Task objective: What lines of the data hold the string "header"? Pull each one out.

Saved data entries:
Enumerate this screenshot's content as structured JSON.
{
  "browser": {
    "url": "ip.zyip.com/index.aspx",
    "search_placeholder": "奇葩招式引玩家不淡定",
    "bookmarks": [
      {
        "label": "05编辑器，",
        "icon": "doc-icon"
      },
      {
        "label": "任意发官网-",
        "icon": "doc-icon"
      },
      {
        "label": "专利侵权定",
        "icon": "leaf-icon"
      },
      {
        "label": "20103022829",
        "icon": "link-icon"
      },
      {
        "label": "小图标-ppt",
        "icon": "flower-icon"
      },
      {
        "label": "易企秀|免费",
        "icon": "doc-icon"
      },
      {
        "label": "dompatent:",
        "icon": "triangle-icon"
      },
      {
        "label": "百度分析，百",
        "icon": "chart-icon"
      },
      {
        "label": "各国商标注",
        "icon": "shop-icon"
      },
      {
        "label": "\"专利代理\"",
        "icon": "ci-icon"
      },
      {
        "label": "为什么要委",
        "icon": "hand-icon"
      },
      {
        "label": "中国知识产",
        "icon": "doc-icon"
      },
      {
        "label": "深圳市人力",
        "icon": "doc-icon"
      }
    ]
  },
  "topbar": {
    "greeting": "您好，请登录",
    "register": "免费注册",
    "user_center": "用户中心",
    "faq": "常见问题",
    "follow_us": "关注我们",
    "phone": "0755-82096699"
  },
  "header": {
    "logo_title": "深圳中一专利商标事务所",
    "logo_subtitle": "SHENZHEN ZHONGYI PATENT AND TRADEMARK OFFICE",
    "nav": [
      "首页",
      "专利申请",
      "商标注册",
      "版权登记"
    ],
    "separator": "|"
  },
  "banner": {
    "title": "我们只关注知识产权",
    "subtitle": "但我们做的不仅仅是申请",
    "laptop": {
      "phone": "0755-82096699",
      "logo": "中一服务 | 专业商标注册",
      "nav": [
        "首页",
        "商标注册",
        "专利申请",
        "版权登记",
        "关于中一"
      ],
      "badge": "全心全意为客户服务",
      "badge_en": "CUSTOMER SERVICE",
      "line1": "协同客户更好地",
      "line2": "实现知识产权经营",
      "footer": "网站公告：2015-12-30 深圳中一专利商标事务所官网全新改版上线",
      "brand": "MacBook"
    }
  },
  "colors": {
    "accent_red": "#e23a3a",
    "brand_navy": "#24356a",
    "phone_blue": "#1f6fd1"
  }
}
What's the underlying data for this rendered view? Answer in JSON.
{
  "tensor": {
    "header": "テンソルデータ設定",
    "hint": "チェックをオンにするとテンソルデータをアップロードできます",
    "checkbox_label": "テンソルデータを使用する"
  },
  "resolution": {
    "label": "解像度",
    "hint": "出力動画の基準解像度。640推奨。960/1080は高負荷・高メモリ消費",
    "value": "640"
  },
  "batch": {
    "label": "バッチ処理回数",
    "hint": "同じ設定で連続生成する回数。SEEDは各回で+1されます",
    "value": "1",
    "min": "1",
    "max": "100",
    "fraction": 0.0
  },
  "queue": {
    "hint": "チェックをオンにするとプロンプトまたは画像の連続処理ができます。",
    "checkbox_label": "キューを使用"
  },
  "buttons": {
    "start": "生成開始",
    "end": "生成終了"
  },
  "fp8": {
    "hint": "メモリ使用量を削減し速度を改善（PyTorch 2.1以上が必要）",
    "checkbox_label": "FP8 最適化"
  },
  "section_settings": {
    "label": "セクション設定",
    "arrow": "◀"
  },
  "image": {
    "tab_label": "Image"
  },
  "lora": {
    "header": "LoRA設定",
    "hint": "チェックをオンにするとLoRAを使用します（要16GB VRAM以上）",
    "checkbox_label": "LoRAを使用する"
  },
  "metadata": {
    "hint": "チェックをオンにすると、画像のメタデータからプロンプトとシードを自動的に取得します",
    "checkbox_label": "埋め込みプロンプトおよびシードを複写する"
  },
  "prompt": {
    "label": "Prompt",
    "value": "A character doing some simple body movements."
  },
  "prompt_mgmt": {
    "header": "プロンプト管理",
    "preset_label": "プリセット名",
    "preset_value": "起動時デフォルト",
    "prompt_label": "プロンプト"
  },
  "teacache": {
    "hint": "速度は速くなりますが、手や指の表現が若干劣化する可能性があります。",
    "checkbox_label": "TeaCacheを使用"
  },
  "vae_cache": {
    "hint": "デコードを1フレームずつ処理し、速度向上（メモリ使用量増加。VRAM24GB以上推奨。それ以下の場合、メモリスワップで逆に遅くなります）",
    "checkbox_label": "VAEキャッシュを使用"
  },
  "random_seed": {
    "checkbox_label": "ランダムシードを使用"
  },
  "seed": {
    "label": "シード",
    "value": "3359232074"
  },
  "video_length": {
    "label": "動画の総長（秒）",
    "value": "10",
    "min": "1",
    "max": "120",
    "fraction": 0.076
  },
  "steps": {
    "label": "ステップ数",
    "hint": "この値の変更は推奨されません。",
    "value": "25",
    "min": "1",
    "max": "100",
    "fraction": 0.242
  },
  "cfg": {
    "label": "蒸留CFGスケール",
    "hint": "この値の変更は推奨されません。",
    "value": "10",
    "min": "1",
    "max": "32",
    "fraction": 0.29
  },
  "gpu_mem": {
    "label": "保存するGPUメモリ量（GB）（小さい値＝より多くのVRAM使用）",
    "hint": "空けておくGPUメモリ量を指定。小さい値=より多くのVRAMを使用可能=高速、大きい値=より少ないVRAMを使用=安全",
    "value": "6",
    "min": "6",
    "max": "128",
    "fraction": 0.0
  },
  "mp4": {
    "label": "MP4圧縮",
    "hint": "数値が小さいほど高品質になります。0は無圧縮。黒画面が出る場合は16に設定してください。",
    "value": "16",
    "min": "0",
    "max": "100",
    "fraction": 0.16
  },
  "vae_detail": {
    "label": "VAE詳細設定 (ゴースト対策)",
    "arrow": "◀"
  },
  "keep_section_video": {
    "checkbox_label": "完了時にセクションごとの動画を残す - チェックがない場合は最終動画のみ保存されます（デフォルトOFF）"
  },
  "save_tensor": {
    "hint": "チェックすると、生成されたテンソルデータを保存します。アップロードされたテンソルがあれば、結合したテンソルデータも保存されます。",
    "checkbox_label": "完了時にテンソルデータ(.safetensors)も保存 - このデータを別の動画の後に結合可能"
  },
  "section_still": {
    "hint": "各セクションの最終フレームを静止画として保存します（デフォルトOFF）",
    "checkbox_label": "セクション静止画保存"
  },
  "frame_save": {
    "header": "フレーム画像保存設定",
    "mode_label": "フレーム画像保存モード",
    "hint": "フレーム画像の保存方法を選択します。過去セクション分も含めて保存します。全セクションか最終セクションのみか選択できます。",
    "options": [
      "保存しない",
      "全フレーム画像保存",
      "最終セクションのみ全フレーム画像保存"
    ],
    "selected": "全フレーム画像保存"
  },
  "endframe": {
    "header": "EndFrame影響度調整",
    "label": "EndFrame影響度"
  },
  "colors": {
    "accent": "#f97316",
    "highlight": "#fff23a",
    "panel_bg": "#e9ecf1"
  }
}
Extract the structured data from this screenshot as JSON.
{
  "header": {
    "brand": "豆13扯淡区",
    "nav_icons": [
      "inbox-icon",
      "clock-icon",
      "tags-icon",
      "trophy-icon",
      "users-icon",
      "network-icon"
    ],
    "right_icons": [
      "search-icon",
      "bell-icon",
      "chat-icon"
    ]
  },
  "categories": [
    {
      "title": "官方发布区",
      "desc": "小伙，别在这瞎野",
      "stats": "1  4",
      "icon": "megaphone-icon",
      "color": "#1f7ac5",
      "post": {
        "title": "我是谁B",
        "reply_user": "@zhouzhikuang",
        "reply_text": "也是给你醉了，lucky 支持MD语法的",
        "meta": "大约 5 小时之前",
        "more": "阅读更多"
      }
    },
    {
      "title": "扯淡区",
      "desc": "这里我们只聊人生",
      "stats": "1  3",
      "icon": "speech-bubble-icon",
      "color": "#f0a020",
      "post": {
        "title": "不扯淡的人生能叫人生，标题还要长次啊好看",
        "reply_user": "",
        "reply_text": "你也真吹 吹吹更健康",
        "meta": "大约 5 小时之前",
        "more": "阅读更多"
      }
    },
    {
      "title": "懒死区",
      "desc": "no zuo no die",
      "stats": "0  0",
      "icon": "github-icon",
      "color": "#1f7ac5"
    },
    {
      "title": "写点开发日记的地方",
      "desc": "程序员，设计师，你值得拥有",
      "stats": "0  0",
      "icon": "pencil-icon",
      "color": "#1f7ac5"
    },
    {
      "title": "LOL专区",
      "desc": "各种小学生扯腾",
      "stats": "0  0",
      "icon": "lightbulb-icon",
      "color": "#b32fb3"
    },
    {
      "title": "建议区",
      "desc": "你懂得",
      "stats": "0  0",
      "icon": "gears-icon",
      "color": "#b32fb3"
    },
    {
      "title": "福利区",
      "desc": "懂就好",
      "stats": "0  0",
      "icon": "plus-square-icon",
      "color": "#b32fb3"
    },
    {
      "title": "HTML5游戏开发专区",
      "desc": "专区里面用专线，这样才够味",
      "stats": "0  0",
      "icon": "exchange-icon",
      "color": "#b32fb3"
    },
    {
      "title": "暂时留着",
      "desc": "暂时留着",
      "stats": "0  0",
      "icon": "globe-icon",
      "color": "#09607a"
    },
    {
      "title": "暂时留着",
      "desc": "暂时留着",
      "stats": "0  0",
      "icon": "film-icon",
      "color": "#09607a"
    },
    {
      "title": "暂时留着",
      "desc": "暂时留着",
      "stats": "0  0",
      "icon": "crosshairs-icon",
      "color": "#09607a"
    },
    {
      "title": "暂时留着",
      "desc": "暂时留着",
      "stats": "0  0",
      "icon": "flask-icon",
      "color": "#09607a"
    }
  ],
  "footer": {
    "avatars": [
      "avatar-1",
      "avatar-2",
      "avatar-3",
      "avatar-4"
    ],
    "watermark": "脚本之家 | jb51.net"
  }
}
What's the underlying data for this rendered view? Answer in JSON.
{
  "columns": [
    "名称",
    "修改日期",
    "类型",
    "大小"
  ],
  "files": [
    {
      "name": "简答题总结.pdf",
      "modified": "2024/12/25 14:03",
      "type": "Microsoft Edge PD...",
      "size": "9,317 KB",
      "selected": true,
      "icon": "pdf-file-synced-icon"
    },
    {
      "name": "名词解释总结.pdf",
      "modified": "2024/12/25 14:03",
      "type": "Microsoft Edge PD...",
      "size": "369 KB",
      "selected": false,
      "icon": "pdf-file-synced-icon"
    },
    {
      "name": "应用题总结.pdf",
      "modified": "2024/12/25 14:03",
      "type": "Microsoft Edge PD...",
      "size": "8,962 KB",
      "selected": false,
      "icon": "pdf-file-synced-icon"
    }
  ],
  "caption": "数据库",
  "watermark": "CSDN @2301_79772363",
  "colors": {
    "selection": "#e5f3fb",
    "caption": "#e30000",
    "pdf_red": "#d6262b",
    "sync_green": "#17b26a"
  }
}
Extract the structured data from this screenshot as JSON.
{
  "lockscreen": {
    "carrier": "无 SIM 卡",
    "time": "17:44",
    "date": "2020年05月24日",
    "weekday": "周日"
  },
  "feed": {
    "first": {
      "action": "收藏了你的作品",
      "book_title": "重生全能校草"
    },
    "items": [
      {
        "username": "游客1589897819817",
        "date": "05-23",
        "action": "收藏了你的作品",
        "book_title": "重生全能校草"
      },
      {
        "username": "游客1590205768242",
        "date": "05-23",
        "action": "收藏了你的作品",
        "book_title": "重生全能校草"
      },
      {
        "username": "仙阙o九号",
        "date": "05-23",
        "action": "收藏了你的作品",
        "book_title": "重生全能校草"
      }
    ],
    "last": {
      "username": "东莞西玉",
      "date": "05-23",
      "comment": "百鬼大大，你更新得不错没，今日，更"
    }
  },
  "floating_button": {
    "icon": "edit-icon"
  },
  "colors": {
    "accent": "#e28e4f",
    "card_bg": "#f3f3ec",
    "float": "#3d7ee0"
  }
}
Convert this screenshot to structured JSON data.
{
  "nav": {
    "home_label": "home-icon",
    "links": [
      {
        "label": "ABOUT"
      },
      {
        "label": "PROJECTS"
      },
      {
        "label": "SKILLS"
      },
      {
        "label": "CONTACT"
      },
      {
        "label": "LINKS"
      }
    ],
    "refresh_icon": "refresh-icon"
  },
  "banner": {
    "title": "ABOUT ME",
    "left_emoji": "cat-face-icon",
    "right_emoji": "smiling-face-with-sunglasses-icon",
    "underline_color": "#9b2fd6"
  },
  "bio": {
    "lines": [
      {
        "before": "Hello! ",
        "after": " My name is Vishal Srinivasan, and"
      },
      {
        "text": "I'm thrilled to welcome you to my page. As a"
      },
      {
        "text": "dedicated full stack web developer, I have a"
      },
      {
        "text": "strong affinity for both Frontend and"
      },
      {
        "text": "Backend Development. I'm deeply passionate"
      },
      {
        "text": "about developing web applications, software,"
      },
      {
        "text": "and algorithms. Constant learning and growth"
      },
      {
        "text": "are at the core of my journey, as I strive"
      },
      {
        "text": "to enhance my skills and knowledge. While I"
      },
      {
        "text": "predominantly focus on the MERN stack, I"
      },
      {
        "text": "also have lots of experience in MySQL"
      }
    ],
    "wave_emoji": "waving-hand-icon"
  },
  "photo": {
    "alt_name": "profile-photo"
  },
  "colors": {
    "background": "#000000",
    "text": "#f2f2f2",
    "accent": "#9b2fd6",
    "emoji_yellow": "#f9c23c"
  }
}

Result for this task:
  "header": {
    "header": "テンソルデータ設定",
    "header": "LoRA設定",
    "header": "プロンプト管理",
    "header": "フレーム画像保存設定",
    "header": "EndFrame影響度調整",
  "header": {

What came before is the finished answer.